Wednesday, 06 January 2010 00:00
Lowest year-over-year decline since December 2008

Surface trade between the United States and its North American Free Trade Agreement partners Canada and Mexico grew for the fifth consecutive month in October and showed improvement in the rate of decline from a year earlier.

Trade using surface transportation among the NAFTA countries amounted to $61.4 billion in October, according to the Bureau of Transportation Statistics of the U.S. Department of Transportation. That was a gain of 7.2 percent from September to October, picking up the pace of steady growth since May.

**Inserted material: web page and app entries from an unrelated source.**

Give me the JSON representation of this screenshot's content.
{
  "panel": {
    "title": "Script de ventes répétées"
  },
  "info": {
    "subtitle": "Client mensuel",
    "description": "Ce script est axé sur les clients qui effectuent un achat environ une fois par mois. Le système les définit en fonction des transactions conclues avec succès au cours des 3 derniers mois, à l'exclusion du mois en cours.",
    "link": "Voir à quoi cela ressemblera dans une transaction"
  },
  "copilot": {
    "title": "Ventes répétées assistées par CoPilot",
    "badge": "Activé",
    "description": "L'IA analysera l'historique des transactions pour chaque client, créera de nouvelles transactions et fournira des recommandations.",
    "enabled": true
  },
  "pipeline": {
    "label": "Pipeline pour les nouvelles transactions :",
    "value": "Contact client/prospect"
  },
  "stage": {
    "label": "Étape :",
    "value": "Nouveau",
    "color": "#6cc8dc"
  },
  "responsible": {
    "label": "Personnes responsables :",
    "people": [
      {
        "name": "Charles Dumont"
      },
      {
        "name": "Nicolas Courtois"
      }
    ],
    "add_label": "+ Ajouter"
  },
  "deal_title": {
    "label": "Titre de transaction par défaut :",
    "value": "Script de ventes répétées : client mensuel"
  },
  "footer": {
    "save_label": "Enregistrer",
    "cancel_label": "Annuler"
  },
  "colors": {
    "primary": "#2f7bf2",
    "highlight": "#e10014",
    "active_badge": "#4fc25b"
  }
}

Compared with last October, surface trade fell 15.5 percent, slowing the pace of year-over-year declines of more than 20 percent through the first nine months of 2009. The bottom of the slump was in May, when surface trade fell 35.4 percent compared with a year earlier to $47.9 billion.

About 88 percent of U.S. trade by value with Canada and Mexico moves by truck, rail and pipeline.

U.S.–Canada surface transportation trade totaled $36.3 billion in October, down 19 percent compared to October 2008. The value of imports carried by truck was 15.8 percent lower in October 2009 compared to October 2008, while the value of exports carried by truck was 9.5 percent lower during this period.

U.S.–Mexico surface transportation trade totaled $25.1 billion in October, down 10 percent compared to October 2008. The value of imports carried by truck was 4.2 percent lower in October 2009 than October 2008 while the value of exports carried by truck was 13.5 percent lower.

The Journal of Commerce Online, 1/6/2010